#### Recorded information ####

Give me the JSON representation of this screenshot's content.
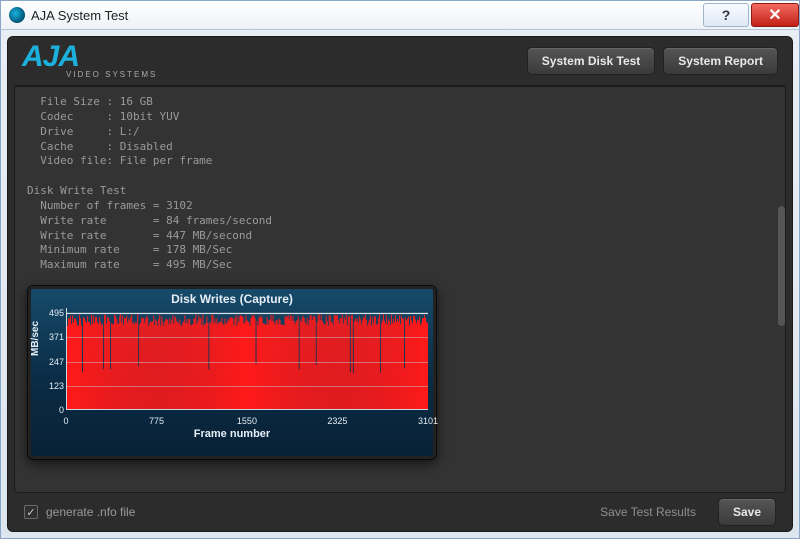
{
  "window": {
    "title": "AJA System Test"
  },
  "brand": {
    "name": "AJA",
    "tagline": "VIDEO SYSTEMS"
  },
  "toolbar": {
    "disk_test": "System Disk Test",
    "system_report": "System Report"
  },
  "readout": {
    "lines": [
      {
        "label": "File Size ",
        "sep": ": ",
        "value": "16 GB"
      },
      {
        "label": "Codec     ",
        "sep": ": ",
        "value": "10bit YUV"
      },
      {
        "label": "Drive     ",
        "sep": ": ",
        "value": "L:/"
      },
      {
        "label": "Cache     ",
        "sep": ": ",
        "value": "Disabled"
      },
      {
        "label": "Video file",
        "sep": ": ",
        "value": "File per frame"
      }
    ],
    "section_title": "Disk Write Test",
    "metrics": [
      {
        "label": "Number of frames",
        "value": "3102",
        "unit": ""
      },
      {
        "label": "Write rate      ",
        "value": "84",
        "unit": " frames/second"
      },
      {
        "label": "Write rate      ",
        "value": "447",
        "unit": " MB/second"
      },
      {
        "label": "Minimum rate    ",
        "value": "178",
        "unit": " MB/Sec"
      },
      {
        "label": "Maximum rate    ",
        "value": "495",
        "unit": " MB/Sec"
      }
    ]
  },
  "chart_data": {
    "type": "bar",
    "title": "Disk Writes (Capture)",
    "xlabel": "Frame number",
    "ylabel": "MB/sec",
    "yticks": [
      0,
      123,
      247,
      371,
      495
    ],
    "xticks": [
      0,
      775,
      1550,
      2325,
      3101
    ],
    "ylim": [
      0,
      520
    ],
    "x_range": [
      0,
      3101
    ],
    "series": [
      {
        "name": "write-rate",
        "color": "#ff1a1a",
        "summary": {
          "typical": 447,
          "min": 178,
          "max": 495,
          "n_frames": 3102
        }
      }
    ]
  },
  "footer": {
    "generate_nfo": "generate .nfo file",
    "generate_nfo_checked": true,
    "save_results_label": "Save Test Results",
    "save_button": "Save"
  }
}
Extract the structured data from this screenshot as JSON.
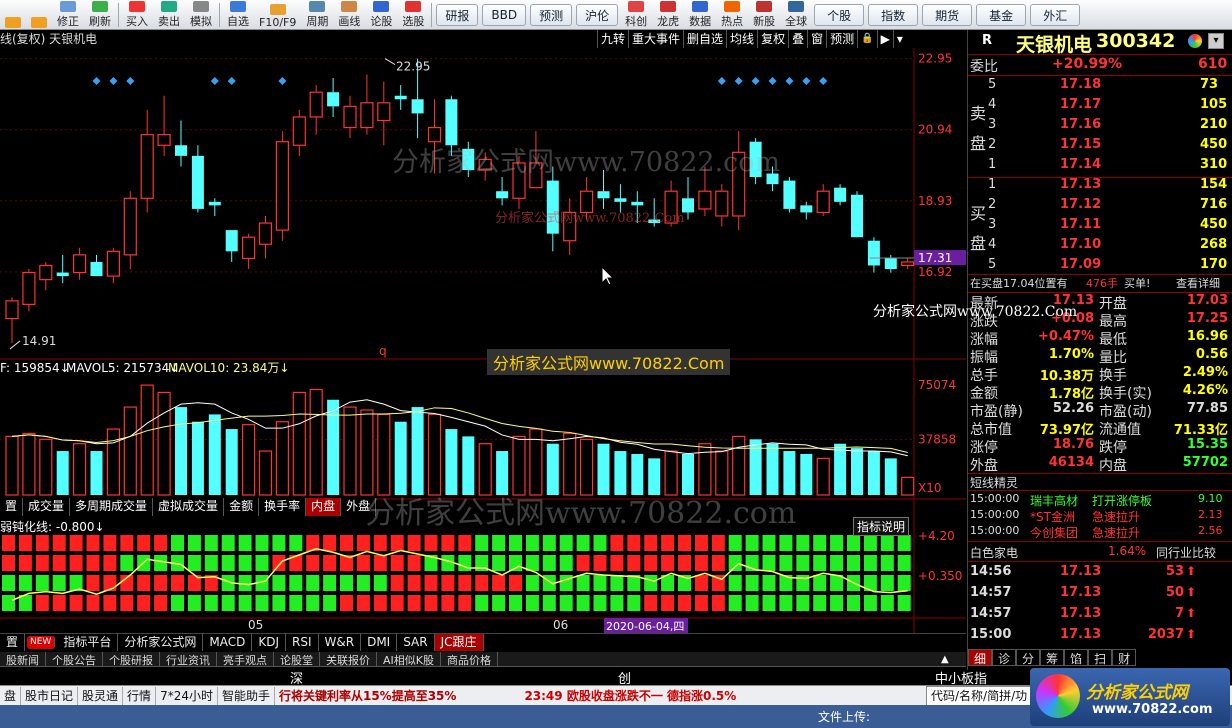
{
  "toolbar": {
    "left": [
      {
        "label": "",
        "name": "back-button",
        "color": "#f0a020"
      },
      {
        "label": "",
        "name": "forward-button",
        "color": "#f0a020"
      },
      {
        "label": "修正",
        "name": "edit-button",
        "color": "#6a9bd8"
      },
      {
        "label": "刷新",
        "name": "refresh-button",
        "color": "#3bb04a"
      },
      {
        "label": "买入",
        "name": "buy-button",
        "color": "#e33"
      },
      {
        "label": "卖出",
        "name": "sell-button",
        "color": "#2a8"
      },
      {
        "label": "模拟",
        "name": "simulate-button",
        "color": "#888"
      },
      {
        "label": "自选",
        "name": "watchlist-button",
        "color": "#3b7ad8"
      },
      {
        "label": "F10/F9",
        "name": "f10-button",
        "color": "#e8a030"
      },
      {
        "label": "周期",
        "name": "period-button",
        "color": "#58a"
      },
      {
        "label": "画线",
        "name": "draw-line-button",
        "color": "#c84"
      },
      {
        "label": "论股",
        "name": "forum-button",
        "color": "#36c"
      },
      {
        "label": "选股",
        "name": "stock-picker-button",
        "color": "#d33"
      }
    ],
    "boxes": [
      "研报",
      "BBD",
      "预测",
      "沪伦"
    ],
    "right": [
      {
        "label": "科创",
        "name": "star-market-button",
        "color": "#d44"
      },
      {
        "label": "龙虎",
        "name": "dragon-tiger-button",
        "color": "#c33"
      },
      {
        "label": "数据",
        "name": "data-button",
        "color": "#36c"
      },
      {
        "label": "热点",
        "name": "hotspot-button",
        "color": "#e60"
      },
      {
        "label": "新股",
        "name": "new-stock-button",
        "color": "#b33"
      },
      {
        "label": "全球",
        "name": "global-button",
        "color": "#369"
      }
    ],
    "boxes2": [
      "个股",
      "指数",
      "期货",
      "基金",
      "外汇"
    ]
  },
  "chart": {
    "title": "线(复权) 天银机电",
    "tools": [
      "九转",
      "重大事件",
      "删自选",
      "均线",
      "复权",
      "叠",
      "窗",
      "预测"
    ],
    "price_axis": [
      "22.95",
      "20.94",
      "18.93",
      "16.92"
    ],
    "current_price_tag": "17.31",
    "high_label": "22.95",
    "low_label": "14.91",
    "vol_axis": [
      "75074",
      "37858",
      "X10"
    ],
    "vol_legend": {
      "a": "F: 159854↓",
      "b": "MAVOL5: 215734↓",
      "c": "MAVOL10: 23.84万↓"
    },
    "ind_legend": "弱钝化线: -0.800↓",
    "ind_axis": [
      "+4.20",
      "+0.350"
    ],
    "ind_button": "指标说明",
    "x_labels": [
      "05",
      "06"
    ],
    "date_tag": "2020-06-04,四",
    "q_label": "q"
  },
  "chart_data": {
    "type": "candlestick",
    "ylim": [
      14.91,
      22.95
    ],
    "candles": [
      {
        "o": 15.6,
        "h": 16.2,
        "l": 14.9,
        "c": 16.1,
        "up": true
      },
      {
        "o": 16.0,
        "h": 17.0,
        "l": 15.8,
        "c": 16.9,
        "up": true
      },
      {
        "o": 16.7,
        "h": 17.2,
        "l": 16.4,
        "c": 17.1,
        "up": true
      },
      {
        "o": 16.8,
        "h": 17.4,
        "l": 16.6,
        "c": 16.9,
        "up": false
      },
      {
        "o": 16.9,
        "h": 17.6,
        "l": 16.7,
        "c": 17.4,
        "up": true
      },
      {
        "o": 17.2,
        "h": 17.4,
        "l": 16.8,
        "c": 16.8,
        "up": false
      },
      {
        "o": 16.8,
        "h": 17.6,
        "l": 16.6,
        "c": 17.5,
        "up": true
      },
      {
        "o": 17.4,
        "h": 19.2,
        "l": 17.0,
        "c": 19.0,
        "up": true
      },
      {
        "o": 19.0,
        "h": 21.5,
        "l": 18.6,
        "c": 20.8,
        "up": true
      },
      {
        "o": 20.8,
        "h": 21.9,
        "l": 20.2,
        "c": 20.5,
        "up": true
      },
      {
        "o": 20.5,
        "h": 21.2,
        "l": 19.9,
        "c": 20.2,
        "up": false
      },
      {
        "o": 20.2,
        "h": 20.5,
        "l": 18.6,
        "c": 18.7,
        "up": false
      },
      {
        "o": 18.9,
        "h": 19.0,
        "l": 18.5,
        "c": 18.8,
        "up": false
      },
      {
        "o": 17.5,
        "h": 18.0,
        "l": 17.2,
        "c": 18.1,
        "up": false
      },
      {
        "o": 17.3,
        "h": 18.0,
        "l": 17.0,
        "c": 17.9,
        "up": true
      },
      {
        "o": 17.7,
        "h": 18.5,
        "l": 17.3,
        "c": 18.3,
        "up": true
      },
      {
        "o": 18.1,
        "h": 20.9,
        "l": 17.8,
        "c": 20.6,
        "up": true
      },
      {
        "o": 20.5,
        "h": 21.5,
        "l": 20.2,
        "c": 21.3,
        "up": true
      },
      {
        "o": 21.3,
        "h": 22.2,
        "l": 20.8,
        "c": 22.0,
        "up": true
      },
      {
        "o": 22.0,
        "h": 22.4,
        "l": 21.3,
        "c": 21.6,
        "up": false
      },
      {
        "o": 21.6,
        "h": 21.9,
        "l": 20.7,
        "c": 21.0,
        "up": true
      },
      {
        "o": 21.0,
        "h": 22.5,
        "l": 20.8,
        "c": 21.7,
        "up": true
      },
      {
        "o": 21.7,
        "h": 22.3,
        "l": 20.5,
        "c": 21.2,
        "up": true
      },
      {
        "o": 21.9,
        "h": 22.2,
        "l": 21.5,
        "c": 21.8,
        "up": false
      },
      {
        "o": 21.8,
        "h": 22.95,
        "l": 20.7,
        "c": 21.4,
        "up": false
      },
      {
        "o": 20.6,
        "h": 21.8,
        "l": 19.7,
        "c": 21.0,
        "up": true
      },
      {
        "o": 21.8,
        "h": 21.9,
        "l": 20.2,
        "c": 20.5,
        "up": false
      },
      {
        "o": 20.4,
        "h": 20.6,
        "l": 19.6,
        "c": 19.8,
        "up": false
      },
      {
        "o": 20.1,
        "h": 20.3,
        "l": 19.5,
        "c": 19.8,
        "up": true
      },
      {
        "o": 19.2,
        "h": 19.6,
        "l": 18.8,
        "c": 19.0,
        "up": false
      },
      {
        "o": 19.0,
        "h": 20.2,
        "l": 18.7,
        "c": 20.0,
        "up": true
      },
      {
        "o": 20.0,
        "h": 20.9,
        "l": 19.3,
        "c": 19.3,
        "up": true
      },
      {
        "o": 19.5,
        "h": 19.9,
        "l": 17.5,
        "c": 18.0,
        "up": false
      },
      {
        "o": 17.8,
        "h": 19.0,
        "l": 17.4,
        "c": 18.6,
        "up": true
      },
      {
        "o": 18.6,
        "h": 19.6,
        "l": 18.4,
        "c": 19.2,
        "up": true
      },
      {
        "o": 19.2,
        "h": 19.8,
        "l": 18.7,
        "c": 19.0,
        "up": false
      },
      {
        "o": 19.0,
        "h": 19.4,
        "l": 18.6,
        "c": 18.9,
        "up": false
      },
      {
        "o": 18.9,
        "h": 19.2,
        "l": 18.3,
        "c": 18.8,
        "up": false
      },
      {
        "o": 18.4,
        "h": 19.0,
        "l": 18.2,
        "c": 18.3,
        "up": false
      },
      {
        "o": 18.3,
        "h": 19.5,
        "l": 18.2,
        "c": 19.2,
        "up": true
      },
      {
        "o": 19.0,
        "h": 19.6,
        "l": 18.4,
        "c": 18.6,
        "up": false
      },
      {
        "o": 18.7,
        "h": 19.9,
        "l": 18.5,
        "c": 19.2,
        "up": true
      },
      {
        "o": 19.2,
        "h": 19.4,
        "l": 18.2,
        "c": 18.5,
        "up": true
      },
      {
        "o": 18.5,
        "h": 20.9,
        "l": 18.1,
        "c": 20.3,
        "up": true
      },
      {
        "o": 20.6,
        "h": 20.7,
        "l": 19.4,
        "c": 19.6,
        "up": false
      },
      {
        "o": 19.7,
        "h": 19.9,
        "l": 19.2,
        "c": 19.4,
        "up": false
      },
      {
        "o": 19.5,
        "h": 19.6,
        "l": 18.6,
        "c": 18.7,
        "up": false
      },
      {
        "o": 18.8,
        "h": 18.9,
        "l": 18.4,
        "c": 18.6,
        "up": false
      },
      {
        "o": 18.6,
        "h": 19.4,
        "l": 18.5,
        "c": 19.2,
        "up": true
      },
      {
        "o": 19.3,
        "h": 19.4,
        "l": 18.8,
        "c": 18.9,
        "up": false
      },
      {
        "o": 19.1,
        "h": 19.2,
        "l": 17.9,
        "c": 17.9,
        "up": false
      },
      {
        "o": 17.8,
        "h": 17.9,
        "l": 16.9,
        "c": 17.1,
        "up": false
      },
      {
        "o": 17.3,
        "h": 17.4,
        "l": 16.9,
        "c": 17.0,
        "up": false
      },
      {
        "o": 17.1,
        "h": 17.3,
        "l": 17.0,
        "c": 17.2,
        "up": true
      }
    ],
    "volume_ylim": [
      0,
      75074
    ],
    "volumes": [
      40000,
      42000,
      38000,
      30000,
      35000,
      30000,
      45000,
      60000,
      75000,
      70000,
      60000,
      50000,
      55000,
      45000,
      48000,
      30000,
      50000,
      70000,
      72000,
      65000,
      60000,
      58000,
      55000,
      50000,
      60000,
      55000,
      45000,
      40000,
      35000,
      30000,
      40000,
      45000,
      35000,
      42000,
      38000,
      35000,
      30000,
      28000,
      25000,
      30000,
      28000,
      35000,
      30000,
      40000,
      38000,
      35000,
      30000,
      28000,
      25000,
      35000,
      32000,
      30000,
      25000,
      12000
    ],
    "volume_up": [
      true,
      true,
      true,
      false,
      true,
      false,
      true,
      true,
      true,
      true,
      false,
      false,
      false,
      false,
      true,
      true,
      true,
      true,
      true,
      false,
      true,
      true,
      true,
      false,
      false,
      true,
      false,
      false,
      true,
      false,
      true,
      true,
      false,
      true,
      true,
      false,
      false,
      false,
      false,
      true,
      false,
      true,
      true,
      true,
      false,
      false,
      false,
      false,
      true,
      false,
      false,
      false,
      false,
      true
    ]
  },
  "quote": {
    "code_letter": "R",
    "name": "天银机电",
    "code": "300342",
    "weibi_label": "委比",
    "weibi_value": "+20.99%",
    "weibi_diff": "610",
    "sell_label": [
      "卖",
      "盘"
    ],
    "buy_label": [
      "买",
      "盘"
    ],
    "asks": [
      {
        "n": "5",
        "p": "17.18",
        "v": "73"
      },
      {
        "n": "4",
        "p": "17.17",
        "v": "105"
      },
      {
        "n": "3",
        "p": "17.16",
        "v": "210"
      },
      {
        "n": "2",
        "p": "17.15",
        "v": "450"
      },
      {
        "n": "1",
        "p": "17.14",
        "v": "310"
      }
    ],
    "bids": [
      {
        "n": "1",
        "p": "17.13",
        "v": "154"
      },
      {
        "n": "2",
        "p": "17.12",
        "v": "716"
      },
      {
        "n": "3",
        "p": "17.11",
        "v": "450"
      },
      {
        "n": "4",
        "p": "17.10",
        "v": "268"
      },
      {
        "n": "5",
        "p": "17.09",
        "v": "170"
      }
    ],
    "notice": {
      "a": "在买盘17.04位置有",
      "b": "476手",
      "c": "买单!",
      "d": "查看详细"
    },
    "stats": [
      {
        "l": "最新",
        "v": "17.13",
        "l2": "开盘",
        "v2": "17.03",
        "c": "#f33",
        "c2": "#f33"
      },
      {
        "l": "涨跌",
        "v": "+0.08",
        "l2": "最高",
        "v2": "17.25",
        "c": "#f33",
        "c2": "#f33"
      },
      {
        "l": "涨幅",
        "v": "+0.47%",
        "l2": "最低",
        "v2": "16.96",
        "c": "#f33",
        "c2": "#ff0"
      },
      {
        "l": "振幅",
        "v": "1.70%",
        "l2": "量比",
        "v2": "0.56",
        "c": "#ff0",
        "c2": "#ff0"
      },
      {
        "l": "总手",
        "v": "10.38万",
        "l2": "换手",
        "v2": "2.49%",
        "c": "#ff0",
        "c2": "#ff0"
      },
      {
        "l": "金额",
        "v": "1.78亿",
        "l2": "换手(实)",
        "v2": "4.26%",
        "c": "#ff0",
        "c2": "#ff0"
      },
      {
        "l": "市盈(静)",
        "v": "52.26",
        "l2": "市盈(动)",
        "v2": "77.85",
        "c": "#ddd",
        "c2": "#ddd"
      },
      {
        "l": "总市值",
        "v": "73.97亿",
        "l2": "流通值",
        "v2": "71.33亿",
        "c": "#ff0",
        "c2": "#ff0"
      },
      {
        "l": "涨停",
        "v": "18.76",
        "l2": "跌停",
        "v2": "15.35",
        "c": "#f33",
        "c2": "#3f3"
      },
      {
        "l": "外盘",
        "v": "46134",
        "l2": "内盘",
        "v2": "57702",
        "c": "#f33",
        "c2": "#3f3"
      }
    ],
    "sprite_title": "短线精灵",
    "sprites": [
      {
        "t": "15:00:00",
        "n": "瑞丰高材",
        "a": "打开涨停板",
        "v": "9.10",
        "nc": "#3f3",
        "ac": "#3f3"
      },
      {
        "t": "15:00:00",
        "n": "*ST金洲",
        "a": "急速拉升",
        "v": "2.13",
        "nc": "#f33",
        "ac": "#f33"
      },
      {
        "t": "15:00:00",
        "n": "今创集团",
        "a": "急速拉升",
        "v": "2.56",
        "nc": "#f33",
        "ac": "#f33"
      }
    ],
    "sector": {
      "a": "白色家电",
      "b": "1.64%",
      "c": "同行业比较"
    },
    "ticks": [
      {
        "t": "14:56",
        "p": "17.13",
        "v": "53"
      },
      {
        "t": "14:57",
        "p": "17.13",
        "v": "50"
      },
      {
        "t": "14:57",
        "p": "17.13",
        "v": "7"
      },
      {
        "t": "15:00",
        "p": "17.13",
        "v": "2037"
      }
    ],
    "right_tabs": [
      "细",
      "诊",
      "分",
      "筹",
      "馅",
      "扫",
      "财"
    ]
  },
  "vol_tabs": [
    "置",
    "成交量",
    "多周期成交量",
    "虚拟成交量",
    "金额",
    "换手率",
    "内盘",
    "外盘"
  ],
  "bottom_tabs": [
    "置",
    "NEW",
    "指标平台",
    "分析家公式网",
    "MACD",
    "KDJ",
    "RSI",
    "W&R",
    "DMI",
    "SAR",
    "JC跟庄"
  ],
  "news_tabs": [
    "股新闻",
    "个股公告",
    "个股研报",
    "行业资讯",
    "亮手观点",
    "论股堂",
    "关联报价",
    "AI相似K股",
    "商品价格"
  ],
  "mid_bar": {
    "a": "深",
    "b": "创",
    "c": "中小板指"
  },
  "status": {
    "items": [
      "盘",
      "股市日记",
      "股灵通",
      "行情",
      "7*24小时",
      "智能助手"
    ],
    "news1": "行将关键利率从15%提高至35%",
    "news2": "23:49 欧股收盘涨跌不一 德指涨0.5%",
    "right": "代码/名称/简拼/功"
  },
  "upload_label": "文件上传:",
  "watermarks": {
    "a": "分析家公式网www.70822.com",
    "b": "分析家公式网www.70822.Com",
    "c": "分析家公式网www.70822.Com",
    "d": "分析家公式网www.70822.Com",
    "e": "分析家公式网www.70822.com"
  },
  "logo": {
    "a": "分析家公式网",
    "b": "www.70822.com"
  },
  "colors": {
    "up": "#ff3232",
    "down": "#54ffff",
    "ma": "#ffff7f",
    "grid": "#8b0000"
  }
}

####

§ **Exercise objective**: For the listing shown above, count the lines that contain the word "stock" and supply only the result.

§ **Answer section**: 2